Become aware of bias in your (legal) environment. The Thomas Meyer study, a legal writing analysis, demonstrates implicit racial bias in the legal profession. Conducted in 2014, the study included 60 partners from 22 firms of various sizes. The diverse group of partners were tasked with reviewing a memo written by a third-year associate by the name of Thomas Meyer: half of the partners were told Thomas Meyer was a white man and half were told he was black. The white Thomas Meyer received a 4.1/5 score on his memo, while the black Thomas Meyer received a 3.2/5. The memos had the same amount of spelling errors, yet the group analyzing the black Meyers paper found more spelling errors than the group with the white Meyers paper.
“When I look at this study as a partner in a law firm … the results of it are very concerning because I think it’s no big secret that in law firms, hiring minorities isn’t so much the issue as retaining minorities and women is. I think this can be telling as one of the things we as partners in law firms need to think about,” says Schulman.

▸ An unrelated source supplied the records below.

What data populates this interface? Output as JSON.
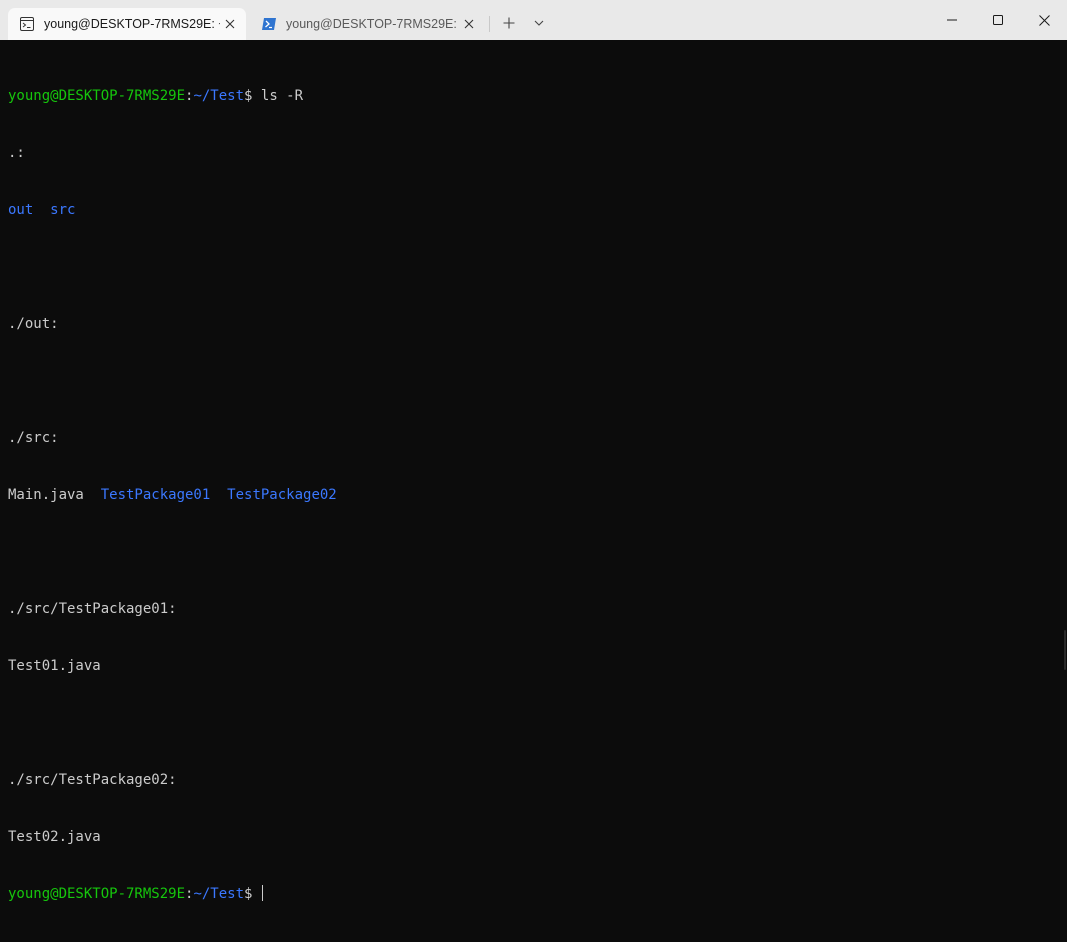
{
  "tabs": [
    {
      "title": "young@DESKTOP-7RMS29E: ~",
      "icon": "terminal-icon",
      "active": true
    },
    {
      "title": "young@DESKTOP-7RMS29E: ~",
      "icon": "powershell-icon",
      "active": false
    }
  ],
  "toolbar": {
    "new_tab": "+",
    "dropdown": "chevron-down-icon"
  },
  "window": {
    "minimize": "minimize-icon",
    "maximize": "maximize-icon",
    "close": "close-icon"
  },
  "prompt": {
    "user_host": "young@DESKTOP-7RMS29E",
    "sep": ":",
    "path": "~/Test",
    "dollar": "$"
  },
  "command": " ls -R",
  "output": {
    "root_header": ".:",
    "root_dirs": [
      "out",
      "src"
    ],
    "out_header": "./out:",
    "src_header": "./src:",
    "src_file": "Main.java",
    "src_dirs": [
      "TestPackage01",
      "TestPackage02"
    ],
    "pkg1_header": "./src/TestPackage01:",
    "pkg1_file": "Test01.java",
    "pkg2_header": "./src/TestPackage02:",
    "pkg2_file": "Test02.java"
  },
  "colors": {
    "prompt_user": "#16c60c",
    "prompt_path": "#3b78ff",
    "dir": "#3b78ff",
    "text": "#cccccc",
    "background": "#0c0c0c"
  }
}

Performance evaluations are another source of bias in the workplace. In a study done by Fortune magazine, a linguist analyzed the language of 248 reviews from a group of 180 men and women who worked for large tech companies, midsize companies and small environments. The study found that 58.9 percent of male reviews contained critical feedback versus 87.9 percent of female reviews. Males were found more likely to receive constructive feedback over negative feedback when compared to females, and the word “abrasive” appeared 17 times in female reviews while failing to appear in male reviews. “There seems to be a double standard in how we compare the performance of men and women,” says Gomez.

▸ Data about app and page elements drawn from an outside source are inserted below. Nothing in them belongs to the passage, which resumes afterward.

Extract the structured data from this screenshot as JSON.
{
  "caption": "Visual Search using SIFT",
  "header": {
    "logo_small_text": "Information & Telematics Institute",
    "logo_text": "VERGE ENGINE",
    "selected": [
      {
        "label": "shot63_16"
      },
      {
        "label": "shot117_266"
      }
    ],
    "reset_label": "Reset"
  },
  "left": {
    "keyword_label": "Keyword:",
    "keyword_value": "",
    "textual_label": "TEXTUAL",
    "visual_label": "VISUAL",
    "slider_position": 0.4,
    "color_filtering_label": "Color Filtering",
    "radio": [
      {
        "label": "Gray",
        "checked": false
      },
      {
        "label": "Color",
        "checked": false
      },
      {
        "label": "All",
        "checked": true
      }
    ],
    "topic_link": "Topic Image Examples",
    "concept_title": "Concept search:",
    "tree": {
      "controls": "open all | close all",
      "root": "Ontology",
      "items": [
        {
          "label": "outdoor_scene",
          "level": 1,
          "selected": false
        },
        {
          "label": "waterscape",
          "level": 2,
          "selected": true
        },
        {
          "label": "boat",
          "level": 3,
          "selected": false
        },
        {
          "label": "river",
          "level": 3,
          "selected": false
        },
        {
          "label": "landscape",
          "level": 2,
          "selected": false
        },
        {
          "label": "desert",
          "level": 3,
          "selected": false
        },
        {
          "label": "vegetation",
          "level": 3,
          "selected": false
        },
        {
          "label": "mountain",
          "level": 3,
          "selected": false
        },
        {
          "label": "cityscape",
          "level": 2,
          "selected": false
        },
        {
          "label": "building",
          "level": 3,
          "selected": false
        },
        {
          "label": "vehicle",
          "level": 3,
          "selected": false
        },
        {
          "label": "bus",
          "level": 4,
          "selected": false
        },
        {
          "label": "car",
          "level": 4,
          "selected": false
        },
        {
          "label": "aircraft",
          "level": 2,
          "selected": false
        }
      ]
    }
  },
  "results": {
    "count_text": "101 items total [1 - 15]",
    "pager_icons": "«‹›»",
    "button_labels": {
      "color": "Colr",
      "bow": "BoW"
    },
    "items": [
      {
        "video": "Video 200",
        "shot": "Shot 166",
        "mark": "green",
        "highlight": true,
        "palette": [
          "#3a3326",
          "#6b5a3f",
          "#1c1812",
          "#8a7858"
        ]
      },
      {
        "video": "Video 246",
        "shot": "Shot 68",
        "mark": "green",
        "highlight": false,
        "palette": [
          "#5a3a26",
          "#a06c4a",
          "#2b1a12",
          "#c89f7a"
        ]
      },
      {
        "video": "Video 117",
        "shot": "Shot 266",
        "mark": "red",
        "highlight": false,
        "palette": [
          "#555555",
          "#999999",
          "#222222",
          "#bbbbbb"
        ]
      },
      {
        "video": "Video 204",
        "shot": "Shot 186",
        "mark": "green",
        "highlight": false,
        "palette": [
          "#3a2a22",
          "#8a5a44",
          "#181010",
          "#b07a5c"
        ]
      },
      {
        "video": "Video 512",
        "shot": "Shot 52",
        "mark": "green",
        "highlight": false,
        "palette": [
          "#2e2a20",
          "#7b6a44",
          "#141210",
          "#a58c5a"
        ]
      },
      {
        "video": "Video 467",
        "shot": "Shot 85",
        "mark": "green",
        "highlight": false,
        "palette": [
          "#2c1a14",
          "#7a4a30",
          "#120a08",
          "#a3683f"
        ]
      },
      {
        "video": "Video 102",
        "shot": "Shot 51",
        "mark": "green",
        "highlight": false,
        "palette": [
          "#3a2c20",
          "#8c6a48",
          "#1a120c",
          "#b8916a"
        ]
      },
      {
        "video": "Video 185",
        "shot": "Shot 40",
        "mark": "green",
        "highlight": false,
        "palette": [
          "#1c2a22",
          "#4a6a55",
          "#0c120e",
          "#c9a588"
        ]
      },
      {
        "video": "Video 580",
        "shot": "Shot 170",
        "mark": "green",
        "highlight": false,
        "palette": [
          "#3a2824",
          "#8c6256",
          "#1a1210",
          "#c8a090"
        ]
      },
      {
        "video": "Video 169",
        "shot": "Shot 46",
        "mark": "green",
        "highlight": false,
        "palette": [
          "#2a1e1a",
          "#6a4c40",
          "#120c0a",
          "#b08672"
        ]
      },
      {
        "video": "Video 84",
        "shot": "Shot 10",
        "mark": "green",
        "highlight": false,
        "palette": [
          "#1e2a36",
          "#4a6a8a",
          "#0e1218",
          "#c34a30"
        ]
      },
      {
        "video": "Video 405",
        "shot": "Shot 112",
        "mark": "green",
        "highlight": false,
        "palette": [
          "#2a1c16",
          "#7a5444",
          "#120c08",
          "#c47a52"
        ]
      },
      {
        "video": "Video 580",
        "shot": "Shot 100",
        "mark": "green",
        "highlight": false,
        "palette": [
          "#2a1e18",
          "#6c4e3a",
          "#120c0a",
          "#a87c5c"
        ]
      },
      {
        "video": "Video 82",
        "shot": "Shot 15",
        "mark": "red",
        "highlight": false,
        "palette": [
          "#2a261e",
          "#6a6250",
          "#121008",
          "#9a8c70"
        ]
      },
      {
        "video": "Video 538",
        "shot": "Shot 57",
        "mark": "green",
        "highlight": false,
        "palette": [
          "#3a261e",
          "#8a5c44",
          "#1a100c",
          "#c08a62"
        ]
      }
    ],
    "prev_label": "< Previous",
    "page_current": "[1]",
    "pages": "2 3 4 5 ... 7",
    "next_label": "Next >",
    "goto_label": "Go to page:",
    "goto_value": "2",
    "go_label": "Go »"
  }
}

Take measures to challenge and/or eliminate your biases. There are a variety of ways to address bias in the workplace and in your personal life. For a fair hiring process, “there are apps that have been developed to help with intake by removing information that can identify race or ethnicity,” Hester says. Sending an email to the supervisor of a minority lawyer that impresses you or promoting that lawyer to your colleagues are two easy ways to fight bias in your office. Just spending more time with employees who are different from you can expose you to different perspectives.
If you’re looking to take a more active role in fighting workplace bias, Schulman suggests creating dispute resolution programs or affinity groups. “Our firm has an affinity program for parents, for LGBTQ people, for whatever people are interested in,” she says. Starting a mentoring program is a great way to integrate different staffs and make employees feel heard, because Schulman confesses that “we’d like to see organic mentoring take place, but that doesn’t often happen.”
Eliminating implicit bias is only possible if people are able to recognize and understand their own biases. Implicit association tests, which can be found online, can help people understand if they have certain biases outside of their own awareness. Once you realize your own biases, you can actively challenge them.
“Implicit Bias in the Legal Workplace: Moving from ‘Who is Biased?’ to ‘What Can We Do About it?’" is sponsored by the ABA Center for Professional Development, Center For Professional Responsibility, Coalition on Racial and Ethnic Justice, Commission On Disability Rights, Commission on Lawyer Assistance Programs, Commission on Sexual Orientation & Gender Identity, Commission On Women In the Profession, Council for Racial and Ethnic Diversity in the Educational Pipeline and the Commission on Hispanic Legal Rights and Responsibilities.